--- Task inputs ---
********
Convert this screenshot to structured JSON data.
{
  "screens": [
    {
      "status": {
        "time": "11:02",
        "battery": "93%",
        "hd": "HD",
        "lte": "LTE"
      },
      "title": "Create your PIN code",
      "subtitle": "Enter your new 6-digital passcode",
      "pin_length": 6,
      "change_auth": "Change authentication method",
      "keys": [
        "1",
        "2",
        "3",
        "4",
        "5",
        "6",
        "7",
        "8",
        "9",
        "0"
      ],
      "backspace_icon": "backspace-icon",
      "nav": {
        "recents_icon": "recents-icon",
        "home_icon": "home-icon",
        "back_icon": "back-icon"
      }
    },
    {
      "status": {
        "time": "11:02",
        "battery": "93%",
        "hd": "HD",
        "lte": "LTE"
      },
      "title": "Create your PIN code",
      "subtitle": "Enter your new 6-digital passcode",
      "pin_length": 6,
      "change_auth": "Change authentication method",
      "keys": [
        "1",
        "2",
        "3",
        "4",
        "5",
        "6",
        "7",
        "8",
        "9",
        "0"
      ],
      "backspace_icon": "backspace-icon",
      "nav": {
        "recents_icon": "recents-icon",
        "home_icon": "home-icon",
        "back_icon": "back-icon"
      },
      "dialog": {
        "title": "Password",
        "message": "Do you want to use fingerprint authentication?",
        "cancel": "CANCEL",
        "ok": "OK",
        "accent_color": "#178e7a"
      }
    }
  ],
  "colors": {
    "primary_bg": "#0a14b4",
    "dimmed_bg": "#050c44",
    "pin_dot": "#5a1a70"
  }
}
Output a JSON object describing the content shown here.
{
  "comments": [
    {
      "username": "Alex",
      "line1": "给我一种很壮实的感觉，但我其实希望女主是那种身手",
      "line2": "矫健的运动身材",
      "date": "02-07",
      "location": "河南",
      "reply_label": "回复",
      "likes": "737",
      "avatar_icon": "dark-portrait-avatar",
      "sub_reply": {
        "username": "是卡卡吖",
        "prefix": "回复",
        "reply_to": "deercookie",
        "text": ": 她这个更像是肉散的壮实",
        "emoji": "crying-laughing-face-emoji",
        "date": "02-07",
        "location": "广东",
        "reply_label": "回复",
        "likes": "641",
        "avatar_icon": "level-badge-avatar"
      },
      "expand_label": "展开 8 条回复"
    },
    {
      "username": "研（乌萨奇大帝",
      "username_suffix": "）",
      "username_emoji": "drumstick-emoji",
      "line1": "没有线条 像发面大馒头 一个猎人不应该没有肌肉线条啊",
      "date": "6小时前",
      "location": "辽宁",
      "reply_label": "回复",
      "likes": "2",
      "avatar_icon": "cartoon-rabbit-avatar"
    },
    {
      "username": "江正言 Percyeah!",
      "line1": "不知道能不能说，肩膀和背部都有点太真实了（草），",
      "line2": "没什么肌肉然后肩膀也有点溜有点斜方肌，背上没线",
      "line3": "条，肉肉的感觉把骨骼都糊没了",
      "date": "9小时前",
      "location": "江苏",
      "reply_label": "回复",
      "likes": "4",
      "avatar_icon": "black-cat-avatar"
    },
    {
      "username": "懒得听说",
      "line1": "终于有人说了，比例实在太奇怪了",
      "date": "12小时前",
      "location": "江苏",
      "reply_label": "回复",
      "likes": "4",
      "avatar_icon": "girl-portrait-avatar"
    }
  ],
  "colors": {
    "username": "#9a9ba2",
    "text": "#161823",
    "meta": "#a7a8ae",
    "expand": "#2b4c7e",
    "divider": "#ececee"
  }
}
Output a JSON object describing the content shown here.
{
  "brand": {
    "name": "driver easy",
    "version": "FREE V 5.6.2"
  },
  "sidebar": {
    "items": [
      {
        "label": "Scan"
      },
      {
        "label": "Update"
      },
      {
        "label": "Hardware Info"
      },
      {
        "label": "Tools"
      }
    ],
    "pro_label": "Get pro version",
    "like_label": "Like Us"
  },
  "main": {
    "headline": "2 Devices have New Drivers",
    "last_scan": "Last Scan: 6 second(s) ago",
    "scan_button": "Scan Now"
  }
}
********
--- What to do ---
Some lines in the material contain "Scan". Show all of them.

--- Exercise result ---
        "label": "Scan"
    "last_scan": "Last Scan: 6 second(s) ago",
    "scan_button": "Scan Now"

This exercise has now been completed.